Dice feng shui exists – at least with those blue dice! After the game finished, I rolled the nine dice again and had seven numbers four or greater! Go figure. The only dice that rolled well was the 8-sided dice being used for morale checks. I should also note that Anthony’s rolls were generally positive – split about 50:50 around 1,2,3 and 4,5,6 on using the red dice so, dice feng shiui exists!

Curse You Richard Sharpe (and Anthony)

So, I visited the Gun Bar the other day to pick up those soldiers I have been painting. Anthony was hard at work doing his favourite hobby task … basing … and re-basing, and we all love doing that don’t we. He had his iPad propped up behind the area he was working in and was watching the Richard Sharpe series of videos whilst basing his Napoleonics. I had watched part of one episode a few years back and was amused that for the show the producers seemed to use the same scaling with actors that we wargamers use with figures  – namely a 1:50 ratio judging by the number of men in the firing line of the South Essex.

Well, that was all well and good until I got home and thought that maybe I should give the show the benefit of the doubt and at least watch the first episode. So now I am watching the whole series. Just before sleep I watch an episode. Trouble is, each of the episodes is about 100 minutes long. The other trouble is that it has sparked enough of an interest in me to reread the Sharpe Novels.

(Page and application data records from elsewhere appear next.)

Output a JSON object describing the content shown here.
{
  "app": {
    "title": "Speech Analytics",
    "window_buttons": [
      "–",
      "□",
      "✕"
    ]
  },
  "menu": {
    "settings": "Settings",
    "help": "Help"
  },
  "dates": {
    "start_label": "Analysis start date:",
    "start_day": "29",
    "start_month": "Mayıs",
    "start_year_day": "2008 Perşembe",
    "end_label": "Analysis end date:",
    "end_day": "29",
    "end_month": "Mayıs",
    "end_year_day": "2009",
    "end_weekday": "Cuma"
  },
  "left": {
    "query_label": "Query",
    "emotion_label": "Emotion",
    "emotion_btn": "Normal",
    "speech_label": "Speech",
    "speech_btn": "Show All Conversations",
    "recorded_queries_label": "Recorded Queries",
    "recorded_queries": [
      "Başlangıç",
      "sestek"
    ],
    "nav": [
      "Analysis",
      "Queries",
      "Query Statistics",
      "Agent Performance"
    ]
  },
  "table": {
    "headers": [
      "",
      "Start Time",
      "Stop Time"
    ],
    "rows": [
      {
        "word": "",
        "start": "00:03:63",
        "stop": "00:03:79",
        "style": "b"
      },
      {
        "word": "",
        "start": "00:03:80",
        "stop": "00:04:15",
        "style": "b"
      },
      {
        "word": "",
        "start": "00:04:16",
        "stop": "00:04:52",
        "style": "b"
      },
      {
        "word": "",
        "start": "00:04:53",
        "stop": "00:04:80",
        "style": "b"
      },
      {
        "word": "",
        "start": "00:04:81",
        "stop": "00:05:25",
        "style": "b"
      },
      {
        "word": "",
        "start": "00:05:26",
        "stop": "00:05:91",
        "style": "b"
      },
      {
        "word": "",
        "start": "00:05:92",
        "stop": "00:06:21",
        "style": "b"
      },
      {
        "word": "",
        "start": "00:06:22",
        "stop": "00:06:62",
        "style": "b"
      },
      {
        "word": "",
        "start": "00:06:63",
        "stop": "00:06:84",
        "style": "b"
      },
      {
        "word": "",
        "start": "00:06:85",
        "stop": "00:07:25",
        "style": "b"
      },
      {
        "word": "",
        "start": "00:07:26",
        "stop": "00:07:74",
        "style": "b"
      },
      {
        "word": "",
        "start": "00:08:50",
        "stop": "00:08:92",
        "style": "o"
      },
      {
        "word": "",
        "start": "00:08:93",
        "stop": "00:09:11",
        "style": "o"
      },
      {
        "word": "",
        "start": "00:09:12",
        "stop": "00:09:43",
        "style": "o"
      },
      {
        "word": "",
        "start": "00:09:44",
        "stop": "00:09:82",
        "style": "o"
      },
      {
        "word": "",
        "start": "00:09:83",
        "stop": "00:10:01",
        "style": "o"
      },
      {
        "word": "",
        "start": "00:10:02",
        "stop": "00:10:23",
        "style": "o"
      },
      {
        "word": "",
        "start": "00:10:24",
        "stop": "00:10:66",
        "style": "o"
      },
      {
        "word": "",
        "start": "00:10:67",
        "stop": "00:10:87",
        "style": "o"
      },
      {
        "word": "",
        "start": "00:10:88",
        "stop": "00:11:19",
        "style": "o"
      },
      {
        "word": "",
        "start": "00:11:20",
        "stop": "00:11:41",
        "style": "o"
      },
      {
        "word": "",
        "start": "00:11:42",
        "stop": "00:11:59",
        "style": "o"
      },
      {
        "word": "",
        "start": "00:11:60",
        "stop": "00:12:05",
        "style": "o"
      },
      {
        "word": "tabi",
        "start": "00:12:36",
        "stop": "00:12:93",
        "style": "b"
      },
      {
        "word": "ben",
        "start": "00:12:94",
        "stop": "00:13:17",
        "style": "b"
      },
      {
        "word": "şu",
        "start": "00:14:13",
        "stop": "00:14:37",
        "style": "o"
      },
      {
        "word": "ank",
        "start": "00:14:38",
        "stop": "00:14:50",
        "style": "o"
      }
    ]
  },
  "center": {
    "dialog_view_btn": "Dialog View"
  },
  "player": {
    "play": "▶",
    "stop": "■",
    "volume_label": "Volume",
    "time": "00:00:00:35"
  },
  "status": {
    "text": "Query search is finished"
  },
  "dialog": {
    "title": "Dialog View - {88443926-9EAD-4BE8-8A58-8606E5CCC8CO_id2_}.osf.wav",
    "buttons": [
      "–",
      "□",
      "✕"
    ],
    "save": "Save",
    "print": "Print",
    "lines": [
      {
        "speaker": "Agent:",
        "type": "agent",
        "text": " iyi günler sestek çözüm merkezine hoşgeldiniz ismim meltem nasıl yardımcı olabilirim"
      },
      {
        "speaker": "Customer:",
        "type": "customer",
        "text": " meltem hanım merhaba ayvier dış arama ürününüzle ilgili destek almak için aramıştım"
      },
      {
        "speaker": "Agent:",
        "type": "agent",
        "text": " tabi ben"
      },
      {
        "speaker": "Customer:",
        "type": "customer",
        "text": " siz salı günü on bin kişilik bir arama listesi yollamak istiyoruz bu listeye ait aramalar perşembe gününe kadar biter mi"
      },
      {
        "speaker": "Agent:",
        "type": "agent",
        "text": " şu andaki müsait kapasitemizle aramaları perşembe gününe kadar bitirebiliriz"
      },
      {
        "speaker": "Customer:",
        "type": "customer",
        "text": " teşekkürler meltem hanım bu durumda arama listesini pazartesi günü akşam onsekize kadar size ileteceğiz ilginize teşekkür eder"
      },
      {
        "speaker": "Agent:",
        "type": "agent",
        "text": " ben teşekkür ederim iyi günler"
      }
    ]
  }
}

The worst thing, however, is that it has me thinking about Napoleonic Wargaming again when I was really trying to concentrate on Victorian Science Fiction, 6mm ancients and 1/285 World War 2 this year. Argh, no, hide it away, it is too bright and shiny!